Work order
Provide only the number of lines below that contain the word "JSON".

Excerpted data
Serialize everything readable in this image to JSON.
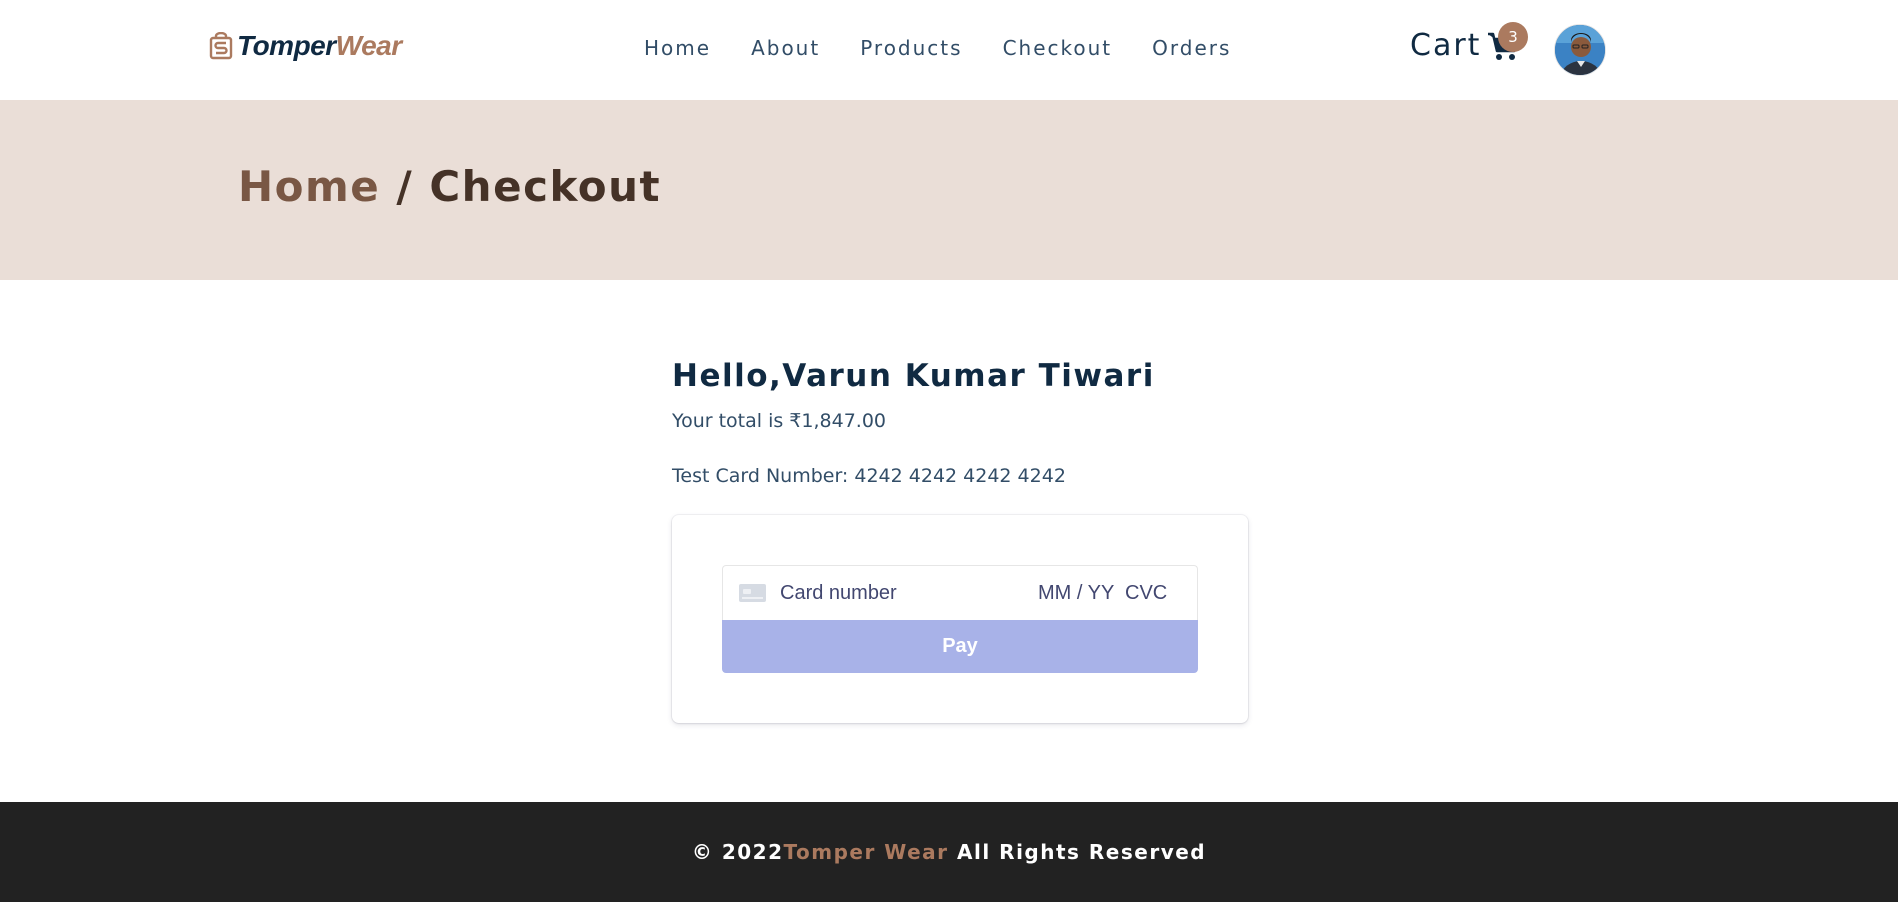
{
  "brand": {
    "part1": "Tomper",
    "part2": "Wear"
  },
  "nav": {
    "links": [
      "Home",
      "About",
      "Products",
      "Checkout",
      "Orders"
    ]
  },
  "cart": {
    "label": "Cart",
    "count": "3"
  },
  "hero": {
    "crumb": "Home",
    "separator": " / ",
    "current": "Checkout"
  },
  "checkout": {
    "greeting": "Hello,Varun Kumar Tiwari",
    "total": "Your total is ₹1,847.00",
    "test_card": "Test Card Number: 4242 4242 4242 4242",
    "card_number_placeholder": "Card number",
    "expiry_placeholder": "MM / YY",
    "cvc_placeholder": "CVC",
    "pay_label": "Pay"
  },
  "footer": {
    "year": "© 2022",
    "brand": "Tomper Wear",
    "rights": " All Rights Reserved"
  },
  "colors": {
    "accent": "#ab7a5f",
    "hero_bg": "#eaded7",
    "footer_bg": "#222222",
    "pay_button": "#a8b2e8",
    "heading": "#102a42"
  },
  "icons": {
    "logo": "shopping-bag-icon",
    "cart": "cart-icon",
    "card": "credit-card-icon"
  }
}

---

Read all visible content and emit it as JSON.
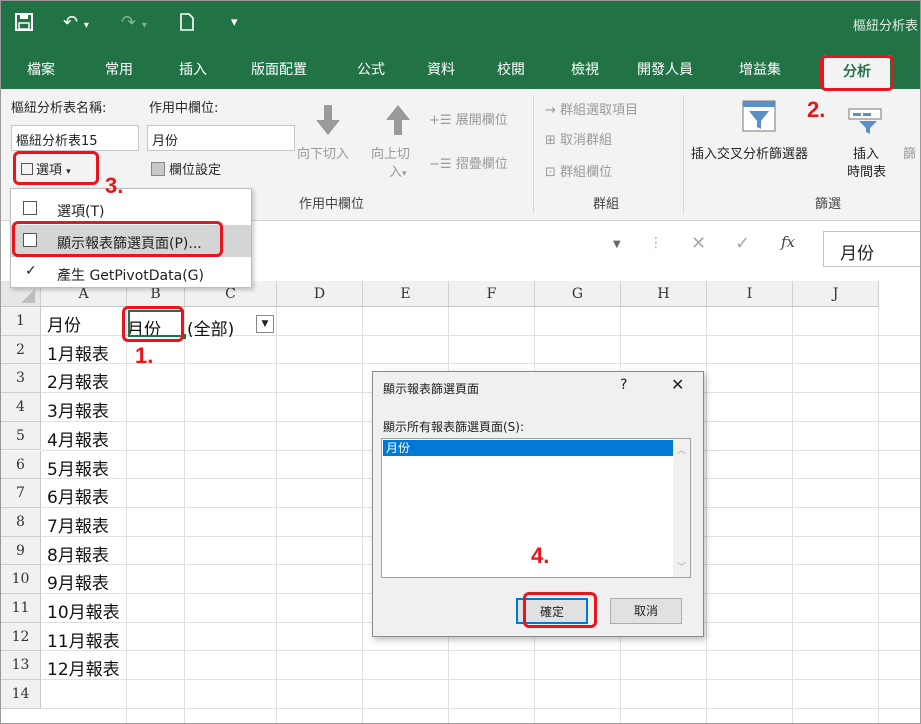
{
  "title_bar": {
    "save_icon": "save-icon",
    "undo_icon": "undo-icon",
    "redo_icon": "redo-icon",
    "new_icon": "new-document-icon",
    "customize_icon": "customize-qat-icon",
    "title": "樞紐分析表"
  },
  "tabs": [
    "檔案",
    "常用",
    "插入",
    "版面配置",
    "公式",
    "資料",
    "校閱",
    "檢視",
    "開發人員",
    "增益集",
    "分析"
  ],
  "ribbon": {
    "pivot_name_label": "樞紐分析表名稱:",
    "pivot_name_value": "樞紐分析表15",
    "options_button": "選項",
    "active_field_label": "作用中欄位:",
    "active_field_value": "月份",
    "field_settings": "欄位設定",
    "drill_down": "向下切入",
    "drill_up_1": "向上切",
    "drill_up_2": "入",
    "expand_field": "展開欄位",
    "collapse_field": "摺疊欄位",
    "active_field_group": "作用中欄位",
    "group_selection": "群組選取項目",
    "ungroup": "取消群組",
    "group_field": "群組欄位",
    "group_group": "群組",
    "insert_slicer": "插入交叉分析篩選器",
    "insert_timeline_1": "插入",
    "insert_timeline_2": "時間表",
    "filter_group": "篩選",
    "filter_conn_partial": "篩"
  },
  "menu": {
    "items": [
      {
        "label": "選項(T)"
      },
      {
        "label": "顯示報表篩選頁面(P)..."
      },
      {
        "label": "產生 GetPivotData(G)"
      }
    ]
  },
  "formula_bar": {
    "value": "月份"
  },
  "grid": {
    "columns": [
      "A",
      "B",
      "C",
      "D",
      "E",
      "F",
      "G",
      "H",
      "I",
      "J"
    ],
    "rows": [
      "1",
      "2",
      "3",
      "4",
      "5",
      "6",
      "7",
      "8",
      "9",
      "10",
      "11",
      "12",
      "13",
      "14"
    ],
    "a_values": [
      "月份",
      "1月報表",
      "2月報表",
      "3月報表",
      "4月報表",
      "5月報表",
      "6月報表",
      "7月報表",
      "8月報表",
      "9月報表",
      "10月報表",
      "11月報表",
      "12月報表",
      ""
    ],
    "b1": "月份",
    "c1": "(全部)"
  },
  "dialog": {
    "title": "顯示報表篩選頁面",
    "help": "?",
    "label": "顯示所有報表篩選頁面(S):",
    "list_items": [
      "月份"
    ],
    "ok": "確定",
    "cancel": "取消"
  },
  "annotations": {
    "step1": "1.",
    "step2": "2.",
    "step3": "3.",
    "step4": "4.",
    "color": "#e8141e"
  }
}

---

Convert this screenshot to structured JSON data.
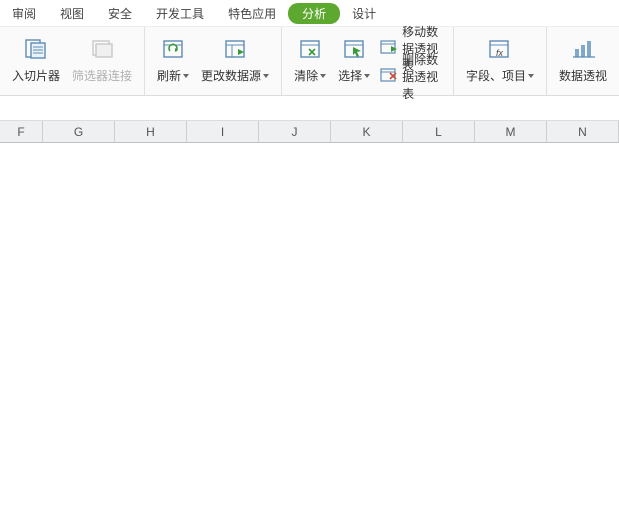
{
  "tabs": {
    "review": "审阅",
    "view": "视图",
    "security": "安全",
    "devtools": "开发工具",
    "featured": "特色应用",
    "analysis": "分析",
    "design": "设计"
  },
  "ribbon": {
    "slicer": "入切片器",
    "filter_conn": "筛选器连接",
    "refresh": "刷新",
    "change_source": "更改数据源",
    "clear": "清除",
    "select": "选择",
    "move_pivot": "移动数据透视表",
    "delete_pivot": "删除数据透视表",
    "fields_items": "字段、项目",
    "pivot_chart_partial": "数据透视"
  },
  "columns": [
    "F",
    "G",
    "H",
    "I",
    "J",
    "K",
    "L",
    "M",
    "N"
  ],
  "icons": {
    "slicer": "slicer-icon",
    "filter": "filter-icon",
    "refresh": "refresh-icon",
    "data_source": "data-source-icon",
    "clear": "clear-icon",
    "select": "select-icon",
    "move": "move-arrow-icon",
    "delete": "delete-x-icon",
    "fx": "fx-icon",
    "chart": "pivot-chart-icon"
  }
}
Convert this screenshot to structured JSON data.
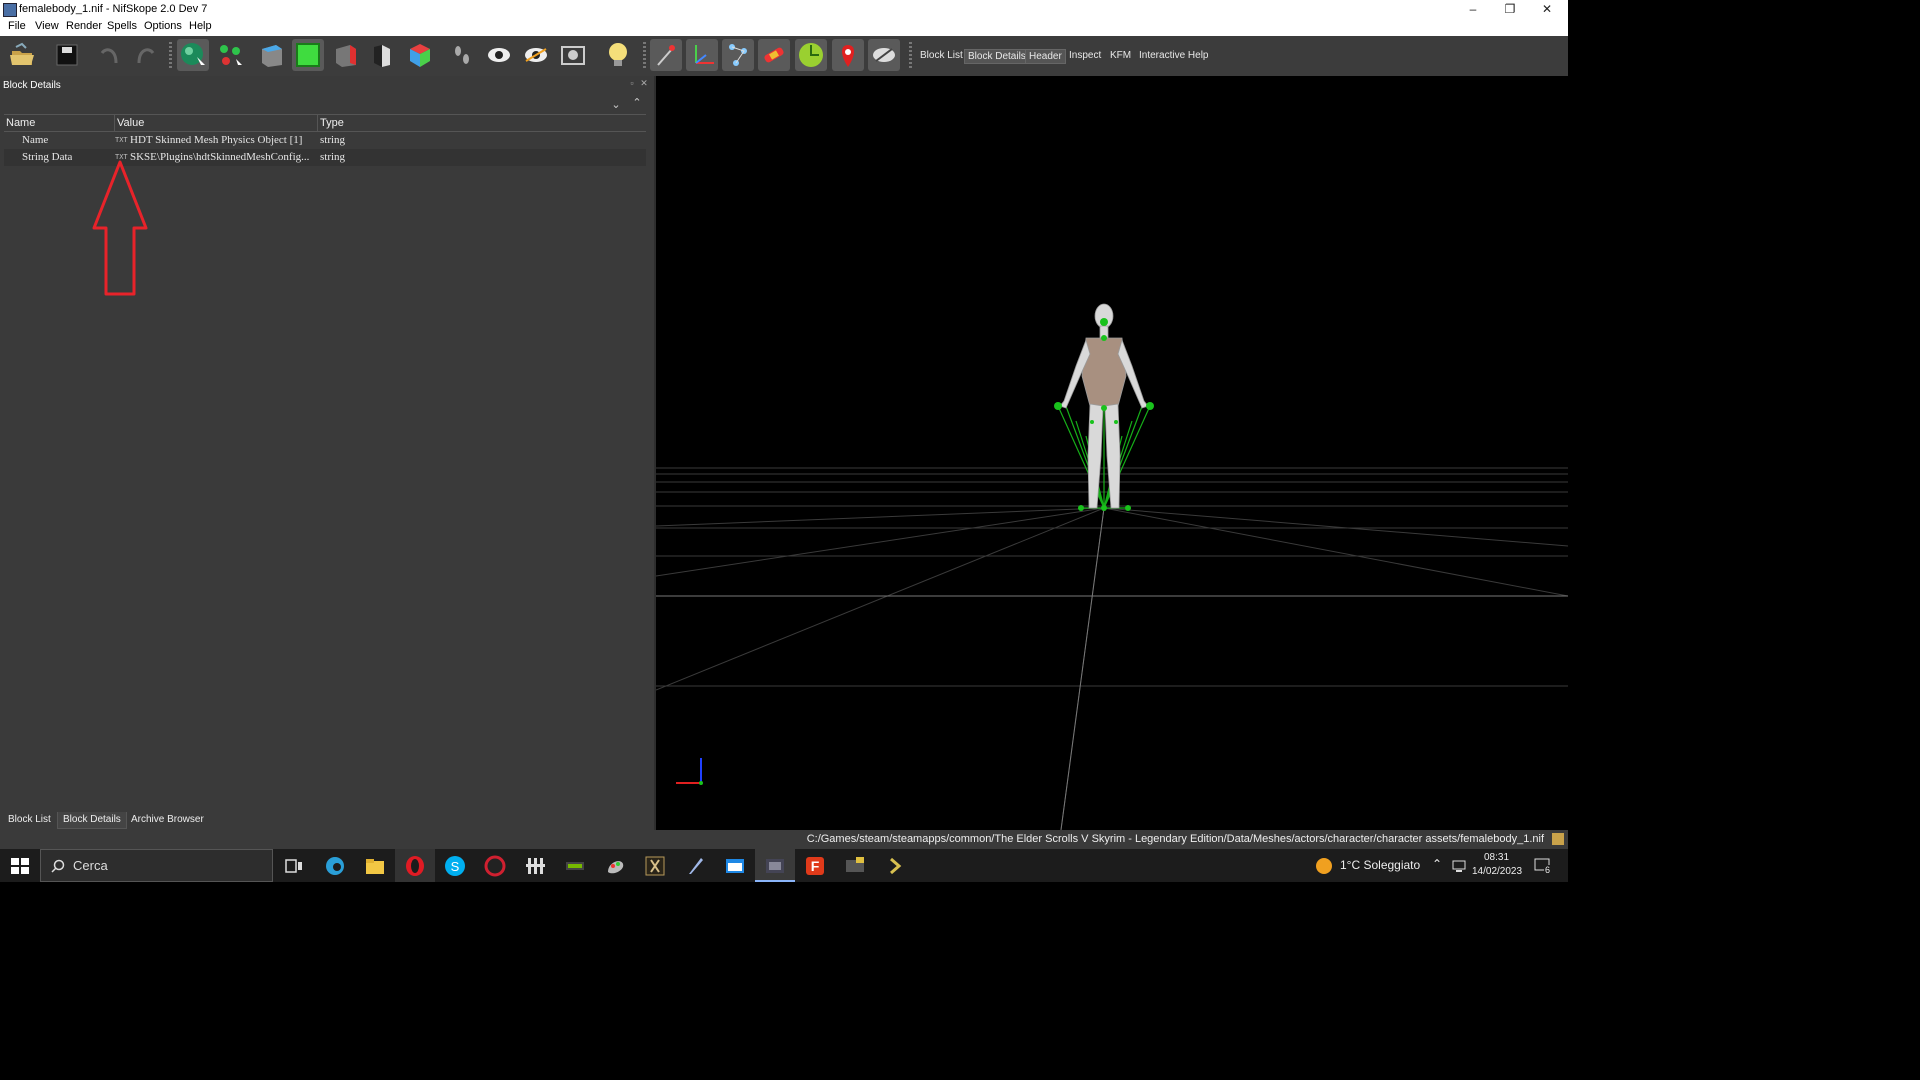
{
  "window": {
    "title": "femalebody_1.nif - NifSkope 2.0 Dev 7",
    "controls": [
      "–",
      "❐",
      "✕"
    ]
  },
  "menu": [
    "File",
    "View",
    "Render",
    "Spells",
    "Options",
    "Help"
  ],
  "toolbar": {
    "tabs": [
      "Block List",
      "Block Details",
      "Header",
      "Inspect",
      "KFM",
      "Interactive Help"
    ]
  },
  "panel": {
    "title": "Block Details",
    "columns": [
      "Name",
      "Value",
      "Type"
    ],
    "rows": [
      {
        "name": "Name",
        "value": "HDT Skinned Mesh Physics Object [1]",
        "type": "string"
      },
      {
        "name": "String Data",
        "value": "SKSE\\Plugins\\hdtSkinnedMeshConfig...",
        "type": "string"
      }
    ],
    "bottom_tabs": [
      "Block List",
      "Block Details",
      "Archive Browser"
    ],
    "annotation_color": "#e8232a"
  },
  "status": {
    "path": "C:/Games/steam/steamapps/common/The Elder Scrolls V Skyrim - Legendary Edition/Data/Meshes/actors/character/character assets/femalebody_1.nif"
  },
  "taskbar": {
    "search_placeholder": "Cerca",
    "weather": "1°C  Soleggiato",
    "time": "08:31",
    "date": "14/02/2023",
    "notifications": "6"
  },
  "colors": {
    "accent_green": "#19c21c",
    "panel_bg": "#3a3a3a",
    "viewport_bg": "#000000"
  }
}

Answer space
4